chuckle fair enough but it is based on networking principles and best practises. But as always the choice is always the users.

chuckle

Obviously you don't know the principles of a resolving DNS server. Unbound (when working as a resolving DNS server) does not need an external DNS server, it does the resolving by itself, starting with the root DNS servers (which are listed in the file root.hints).

Encryption protects the data on the transport way, not at the end point. Your external DNS provider sees all your dns queries, can log them and create user profiles.

You can believe it ... or not. In fact, you have no possibility to verify their promises.

I doubt, that you really know about networking principles and best practises, when you even haven't a fair knowledge about the working principles of a resolving DNS server.

well assumptions just make an ass out of you and me.

Making your own root DNS server is vastly overkill for what you are doing and requires significant setting up and properly cascading.

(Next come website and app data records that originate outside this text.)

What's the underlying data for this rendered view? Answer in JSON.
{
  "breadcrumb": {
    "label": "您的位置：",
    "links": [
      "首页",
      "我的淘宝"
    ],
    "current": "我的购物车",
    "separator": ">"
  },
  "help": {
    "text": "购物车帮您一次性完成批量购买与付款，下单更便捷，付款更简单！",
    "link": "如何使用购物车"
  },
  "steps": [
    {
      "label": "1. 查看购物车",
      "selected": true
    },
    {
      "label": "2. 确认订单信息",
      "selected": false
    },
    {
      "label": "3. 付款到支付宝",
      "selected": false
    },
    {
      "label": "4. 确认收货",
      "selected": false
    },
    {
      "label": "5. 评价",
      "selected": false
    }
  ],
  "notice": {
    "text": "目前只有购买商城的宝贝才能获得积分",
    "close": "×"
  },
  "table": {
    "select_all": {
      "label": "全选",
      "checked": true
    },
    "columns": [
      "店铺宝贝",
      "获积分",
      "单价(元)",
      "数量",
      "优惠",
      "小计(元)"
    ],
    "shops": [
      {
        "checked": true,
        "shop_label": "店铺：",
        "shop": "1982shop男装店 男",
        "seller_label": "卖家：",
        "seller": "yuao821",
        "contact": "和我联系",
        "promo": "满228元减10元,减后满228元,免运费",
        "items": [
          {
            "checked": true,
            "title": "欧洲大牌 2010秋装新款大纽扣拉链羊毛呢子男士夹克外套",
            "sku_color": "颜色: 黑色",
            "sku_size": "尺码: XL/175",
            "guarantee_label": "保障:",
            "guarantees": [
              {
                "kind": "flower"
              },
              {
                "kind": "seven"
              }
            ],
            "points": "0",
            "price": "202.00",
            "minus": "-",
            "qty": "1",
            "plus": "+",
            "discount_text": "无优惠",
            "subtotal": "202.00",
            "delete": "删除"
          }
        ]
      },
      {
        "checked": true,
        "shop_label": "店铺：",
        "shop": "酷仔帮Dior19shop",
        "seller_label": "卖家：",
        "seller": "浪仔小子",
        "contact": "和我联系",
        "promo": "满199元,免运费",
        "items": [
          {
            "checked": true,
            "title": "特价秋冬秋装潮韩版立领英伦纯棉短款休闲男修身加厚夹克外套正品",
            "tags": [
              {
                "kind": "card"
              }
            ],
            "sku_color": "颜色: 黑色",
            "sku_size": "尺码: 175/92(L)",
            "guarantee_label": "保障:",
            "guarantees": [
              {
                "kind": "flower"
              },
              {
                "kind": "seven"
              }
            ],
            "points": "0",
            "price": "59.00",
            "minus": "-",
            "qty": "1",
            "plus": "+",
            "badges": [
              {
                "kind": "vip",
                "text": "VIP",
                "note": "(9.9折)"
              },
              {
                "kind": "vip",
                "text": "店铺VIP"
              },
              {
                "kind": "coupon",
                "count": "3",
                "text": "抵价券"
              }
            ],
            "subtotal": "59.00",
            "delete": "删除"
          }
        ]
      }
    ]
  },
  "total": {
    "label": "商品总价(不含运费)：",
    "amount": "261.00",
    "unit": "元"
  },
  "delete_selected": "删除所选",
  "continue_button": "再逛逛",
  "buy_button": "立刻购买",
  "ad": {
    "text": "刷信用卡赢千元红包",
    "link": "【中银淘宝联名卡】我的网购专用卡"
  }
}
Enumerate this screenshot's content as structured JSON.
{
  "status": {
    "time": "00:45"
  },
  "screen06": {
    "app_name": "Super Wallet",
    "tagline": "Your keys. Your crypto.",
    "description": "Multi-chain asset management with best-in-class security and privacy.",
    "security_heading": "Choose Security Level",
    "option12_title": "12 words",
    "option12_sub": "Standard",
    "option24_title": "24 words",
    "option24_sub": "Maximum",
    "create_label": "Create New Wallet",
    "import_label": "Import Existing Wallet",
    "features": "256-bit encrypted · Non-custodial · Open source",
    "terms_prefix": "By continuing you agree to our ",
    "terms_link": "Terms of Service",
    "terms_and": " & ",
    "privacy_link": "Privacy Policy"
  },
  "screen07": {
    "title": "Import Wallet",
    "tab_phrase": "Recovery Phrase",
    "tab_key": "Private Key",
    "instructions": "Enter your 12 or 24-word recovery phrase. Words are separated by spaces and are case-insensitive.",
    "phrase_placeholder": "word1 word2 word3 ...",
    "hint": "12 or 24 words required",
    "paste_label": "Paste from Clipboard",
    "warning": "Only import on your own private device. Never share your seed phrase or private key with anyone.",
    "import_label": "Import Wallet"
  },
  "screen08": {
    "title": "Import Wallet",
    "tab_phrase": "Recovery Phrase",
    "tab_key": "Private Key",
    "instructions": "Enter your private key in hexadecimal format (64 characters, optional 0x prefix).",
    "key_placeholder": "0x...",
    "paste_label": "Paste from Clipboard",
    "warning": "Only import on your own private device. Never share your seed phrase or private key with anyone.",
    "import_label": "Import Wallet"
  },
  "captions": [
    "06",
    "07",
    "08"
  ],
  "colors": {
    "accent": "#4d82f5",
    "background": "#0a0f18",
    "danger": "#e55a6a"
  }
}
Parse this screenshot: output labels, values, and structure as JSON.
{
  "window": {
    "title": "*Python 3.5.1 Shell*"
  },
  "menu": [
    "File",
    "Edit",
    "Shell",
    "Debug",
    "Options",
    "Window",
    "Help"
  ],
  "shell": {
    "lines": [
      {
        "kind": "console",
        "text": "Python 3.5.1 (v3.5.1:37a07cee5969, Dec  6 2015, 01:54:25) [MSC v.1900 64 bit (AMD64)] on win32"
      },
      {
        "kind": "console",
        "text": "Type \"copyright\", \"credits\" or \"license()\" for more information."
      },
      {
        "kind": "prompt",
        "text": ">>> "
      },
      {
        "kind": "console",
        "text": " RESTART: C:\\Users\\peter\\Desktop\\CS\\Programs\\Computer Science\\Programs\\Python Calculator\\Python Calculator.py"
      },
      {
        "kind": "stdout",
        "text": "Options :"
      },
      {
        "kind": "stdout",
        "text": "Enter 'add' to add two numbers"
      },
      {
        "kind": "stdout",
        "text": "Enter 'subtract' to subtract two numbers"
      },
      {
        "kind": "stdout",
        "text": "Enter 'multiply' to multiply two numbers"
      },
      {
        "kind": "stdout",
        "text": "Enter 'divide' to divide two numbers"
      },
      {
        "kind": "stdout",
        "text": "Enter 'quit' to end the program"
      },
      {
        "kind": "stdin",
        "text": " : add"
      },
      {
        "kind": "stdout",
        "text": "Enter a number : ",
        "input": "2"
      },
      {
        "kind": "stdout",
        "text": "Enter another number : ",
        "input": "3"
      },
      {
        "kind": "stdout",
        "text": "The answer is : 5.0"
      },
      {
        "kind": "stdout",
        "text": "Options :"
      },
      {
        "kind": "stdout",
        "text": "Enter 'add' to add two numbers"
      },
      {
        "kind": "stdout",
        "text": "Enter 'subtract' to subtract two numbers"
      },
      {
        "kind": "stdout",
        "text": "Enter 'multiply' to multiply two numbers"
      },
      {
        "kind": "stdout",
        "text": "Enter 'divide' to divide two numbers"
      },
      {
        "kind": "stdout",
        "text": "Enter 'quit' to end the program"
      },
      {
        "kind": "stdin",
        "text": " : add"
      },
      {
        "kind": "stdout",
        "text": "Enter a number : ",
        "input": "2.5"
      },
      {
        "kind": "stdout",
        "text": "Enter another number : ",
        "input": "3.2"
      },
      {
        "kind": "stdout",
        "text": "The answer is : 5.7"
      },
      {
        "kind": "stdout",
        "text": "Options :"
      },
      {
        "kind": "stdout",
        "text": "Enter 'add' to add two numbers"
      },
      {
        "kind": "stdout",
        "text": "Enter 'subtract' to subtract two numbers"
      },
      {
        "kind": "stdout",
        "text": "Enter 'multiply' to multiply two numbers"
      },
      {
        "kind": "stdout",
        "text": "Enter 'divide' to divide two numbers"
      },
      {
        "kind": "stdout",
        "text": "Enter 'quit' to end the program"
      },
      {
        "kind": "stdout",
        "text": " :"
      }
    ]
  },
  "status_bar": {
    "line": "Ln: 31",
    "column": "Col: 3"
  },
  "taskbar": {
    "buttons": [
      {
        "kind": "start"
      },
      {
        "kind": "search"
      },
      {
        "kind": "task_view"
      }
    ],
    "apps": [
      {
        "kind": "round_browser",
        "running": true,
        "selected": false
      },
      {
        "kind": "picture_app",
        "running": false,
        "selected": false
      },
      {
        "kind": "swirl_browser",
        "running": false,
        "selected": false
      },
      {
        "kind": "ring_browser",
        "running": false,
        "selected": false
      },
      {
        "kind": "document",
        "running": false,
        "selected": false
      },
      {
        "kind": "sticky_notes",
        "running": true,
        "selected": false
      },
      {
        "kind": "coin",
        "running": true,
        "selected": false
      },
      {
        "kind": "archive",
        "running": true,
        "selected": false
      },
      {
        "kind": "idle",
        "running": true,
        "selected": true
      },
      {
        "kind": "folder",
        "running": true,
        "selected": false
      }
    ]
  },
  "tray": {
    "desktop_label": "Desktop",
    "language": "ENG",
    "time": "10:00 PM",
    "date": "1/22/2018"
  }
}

In short you are re-creating the phonebook from scratch rather than trusting the phone company to make you one to look numbers up in.

Cloudflare was audited independently if you had read the blog.

Unless you are using TLS or some other encryption then your queries as you follow the root chain can still be read.

There are indeed many roads to rome.